DATASET EXCERPTS START
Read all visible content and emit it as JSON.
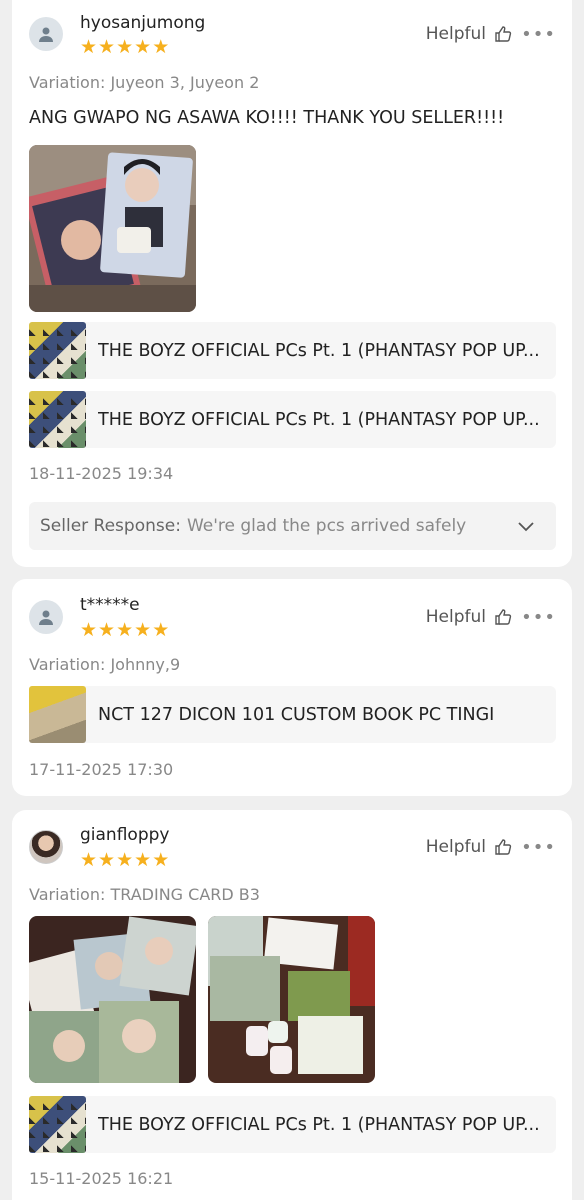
{
  "colors": {
    "star": "#f6b01e",
    "background": "#efefef",
    "card": "#ffffff"
  },
  "reviews": [
    {
      "username": "hyosanjumong",
      "rating": 5,
      "helpful_label": "Helpful",
      "more_label": "•••",
      "variation": "Variation: Juyeon 3, Juyeon 2",
      "text": "ANG GWAPO NG ASAWA KO!!!! THANK YOU SELLER!!!!",
      "products": [
        "THE BOYZ OFFICIAL PCs Pt. 1 (PHANTASY POP UP...",
        "THE BOYZ OFFICIAL PCs Pt. 1 (PHANTASY POP UP..."
      ],
      "date": "18-11-2025 19:34",
      "seller_response_label": "Seller Response:",
      "seller_response_text": "We're glad the pcs arrived safely"
    },
    {
      "username": "t*****e",
      "rating": 5,
      "helpful_label": "Helpful",
      "more_label": "•••",
      "variation": "Variation: Johnny,9",
      "products": [
        "NCT 127 DICON 101 CUSTOM BOOK PC TINGI"
      ],
      "date": "17-11-2025 17:30"
    },
    {
      "username": "gianfloppy",
      "rating": 5,
      "helpful_label": "Helpful",
      "more_label": "•••",
      "variation": "Variation: TRADING CARD B3",
      "products": [
        "THE BOYZ OFFICIAL PCs Pt. 1 (PHANTASY POP UP..."
      ],
      "date": "15-11-2025 16:21"
    }
  ]
}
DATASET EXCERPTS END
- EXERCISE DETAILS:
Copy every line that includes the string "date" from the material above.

- RESPONSE FOR THIS EXERCISE:
      "date": "18-11-2025 19:34",
      "date": "17-11-2025 17:30"
      "date": "15-11-2025 16:21"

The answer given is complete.